By Shonni Enelow in the March-April 2019 Issue
Mike Leigh’s new film is theatrical in the most classical and least pejorative sense: it is a film about public speech and spectatorship. Peterloo depicts the political reform movement that led to the eponymous massacre of 1819, in which at least 60,000 peaceful protestors gathered in a field in Manchester and were attacked, unprovoked, by the military. What’s surprising and gratifying about the film isn’t simply the aberrant amount of screen time devoted to oratory (and the respect for the audience’s intelligence such an offering implies), but that it actually takes seriously the content of that speech and the techniques and operations of persuasion involved. Leigh is too shrewd to draw facile parallels between the democratic reforms called for by his characters and the struggles of today; the theatrical process of political dialogue itself is what really engages him.
Opening on the Battle of Waterloo and a disoriented and speechless bugler, Joseph, who wanders home to Manchester and his impoverished family of mill workers, the film follows a number of political actors involved in the reformist movement and its suppression: the family of Joseph; orators, journalists, and local figures agitating for parliamentary representation; the magistrates who judge and govern the area, with punitive condescension and fear of the masses; and various figures from the national government, including the Home Secretary charged with stamping out the movement for fear that it would lead to revolution. This panoramic view of a (to an American viewer, obscure) political struggle is enlivened not only by the intricate characterization of each performer, compelling even when their exact role in the narrative is hard to decipher, but by the film’s nearly singleminded devotion to the embodied procedures of rhetoric: the stomping evangelism of the longhaired John Johnston (Johnny Byrom), who goes around foretelling apocalypse; the self-satisfied over-enunciations of a magistrate reverend (Vincent Franklin), who reads his moralistic missives to Parliament aloud to himself in his study; the jolly chest-thrusting of the brush manufacturer Joseph Johnson (the wonderful Tom Gill), with faintly ironic phrases and populist pride; the sweaty furrowed forehead and upturned chin of the gentleman orator Henry Hunt (Rory Kinnear), in his glowering fervor.
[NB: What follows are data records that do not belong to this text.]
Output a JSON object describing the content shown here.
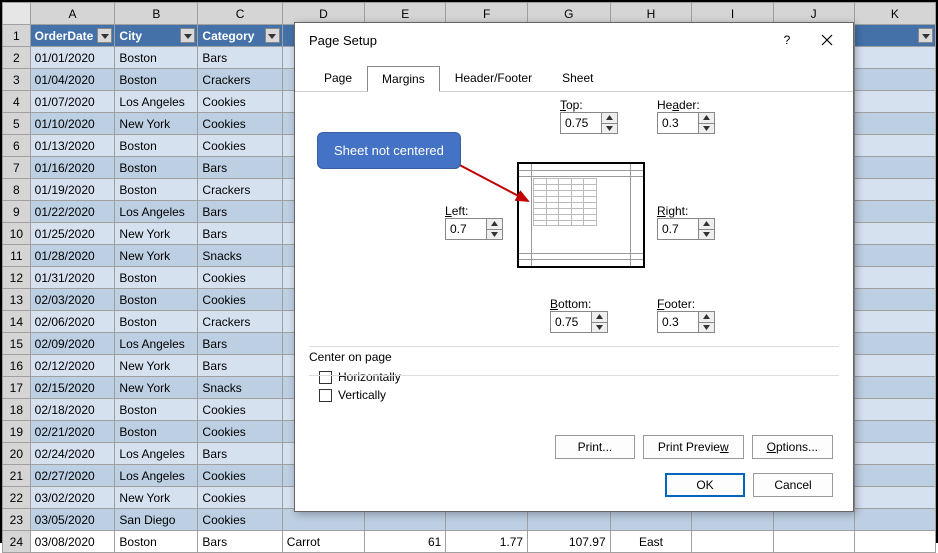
{
  "columns": [
    "A",
    "B",
    "C",
    "D",
    "E",
    "F",
    "G",
    "H",
    "I",
    "J",
    "K"
  ],
  "headers": [
    "OrderDate",
    "City",
    "Category"
  ],
  "rows": [
    [
      "01/01/2020",
      "Boston",
      "Bars"
    ],
    [
      "01/04/2020",
      "Boston",
      "Crackers"
    ],
    [
      "01/07/2020",
      "Los Angeles",
      "Cookies"
    ],
    [
      "01/10/2020",
      "New York",
      "Cookies"
    ],
    [
      "01/13/2020",
      "Boston",
      "Cookies"
    ],
    [
      "01/16/2020",
      "Boston",
      "Bars"
    ],
    [
      "01/19/2020",
      "Boston",
      "Crackers"
    ],
    [
      "01/22/2020",
      "Los Angeles",
      "Bars"
    ],
    [
      "01/25/2020",
      "New York",
      "Bars"
    ],
    [
      "01/28/2020",
      "New York",
      "Snacks"
    ],
    [
      "01/31/2020",
      "Boston",
      "Cookies"
    ],
    [
      "02/03/2020",
      "Boston",
      "Cookies"
    ],
    [
      "02/06/2020",
      "Boston",
      "Crackers"
    ],
    [
      "02/09/2020",
      "Los Angeles",
      "Bars"
    ],
    [
      "02/12/2020",
      "New York",
      "Bars"
    ],
    [
      "02/15/2020",
      "New York",
      "Snacks"
    ],
    [
      "02/18/2020",
      "Boston",
      "Cookies"
    ],
    [
      "02/21/2020",
      "Boston",
      "Cookies"
    ],
    [
      "02/24/2020",
      "Los Angeles",
      "Bars"
    ],
    [
      "02/27/2020",
      "Los Angeles",
      "Cookies"
    ],
    [
      "03/02/2020",
      "New York",
      "Cookies"
    ],
    [
      "03/05/2020",
      "San Diego",
      "Cookies"
    ]
  ],
  "lastRow": [
    "03/08/2020",
    "Boston",
    "Bars",
    "Carrot",
    "61",
    "1.77",
    "107.97",
    "East"
  ],
  "dialog": {
    "title": "Page Setup",
    "tabs": [
      "Page",
      "Margins",
      "Header/Footer",
      "Sheet"
    ],
    "activeTab": 1,
    "margins": {
      "topLabel": "Top:",
      "top": "0.75",
      "headerLabel": "Header:",
      "header": "0.3",
      "leftLabel": "Left:",
      "left": "0.7",
      "rightLabel": "Right:",
      "right": "0.7",
      "bottomLabel": "Bottom:",
      "bottom": "0.75",
      "footerLabel": "Footer:",
      "footer": "0.3"
    },
    "centerTitle": "Center on page",
    "centerH": "Horizontally",
    "centerV": "Vertically",
    "buttons": {
      "print": "Print...",
      "preview": "Print Preview",
      "options": "Options...",
      "ok": "OK",
      "cancel": "Cancel"
    }
  },
  "callout": "Sheet not centered"
}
And as extraordinary as the film’s focus on the content and physicality of political speaking is the attention Leigh’s film pays to political listening. The camera regularly frames the dissenting reactions of spectators, with their varied appreciation and skepticism; the process of dissensus among the audience is as important as the consensus of its conclusions. The many minor characters who populate the assemblies of the film’s unfolding are never feckless or unthinking, but active agents with their own perspectives and ideas. The importance of this dynamic is most apparent during a women’s meeting, in which the gulf between the middle-class leaders and the working-class spectators engenders a conflict between ways of knowing. (A sharp-eyed woman interrupts a discussion of democracy with her description of poverty; tellingly, Leigh returns to her in the climactic demonstration scene, still suspicious but willing, now, to engage.)
This is one place where Leigh’s justly famous approach with actors matches up with the film’s own politics. A good (political) actor is first and always an active listener. Leigh’s democratic process isn’t one of shallow unity or uncomplicated identification; the protestors are people with different interests and different lives, and their movement includes layers of disagreement and discord. If the film is disjointed overall, it’s because this quietly radical rejection of sentimentality isn’t maintained throughout. Joseph’s family, from whose vantage point we observe the injustice of the regime and watch the unfolding of the protest, is too good (despite the anchoring performance of Maxine Peake as the matriarch, with her worried, intelligent face), and the villainous magistrates (and effeminate Prince Regent, a performance by Tim McInnerny that feels off-key) too villainous. There are actually two films here: a well-observed but ultimately conventional drama that pits the arrogance and bad faith of the ruling class against the courage, competence, and organic intellectualism of the poor, and a fascinating, unsettled investigation of genres of political speech and action.
Peterloo inexorably builds to a violent climax, and offers no dulcet title card at the end (you have to go elsewhere to learn about the aftermath and historical effects of the massacre). But its open-endedness makes an important point. The truism that politics is theater has arguably never sounded more glib than it does today; if there’s any virtue in the thundering obviousness of the remark in 2019, it might simply be that it prompts more nuanced ones. What kinds of performances lead to what kinds of action? What kinds of spectators should citizens be? I said Leigh proffered no facile analogies, but allow me to make one here: I felt chastened by Peterloo’s faith in the power of rhetoric, and left the film jolted by the reminder that if we give up on persuasion, we’ve given up on democracy.
Shonni Enelow is the author of Method Acting and Its Discontents: On American Psycho-drama (Northwestern University Press). She is an assistant professor of English at Fordham University.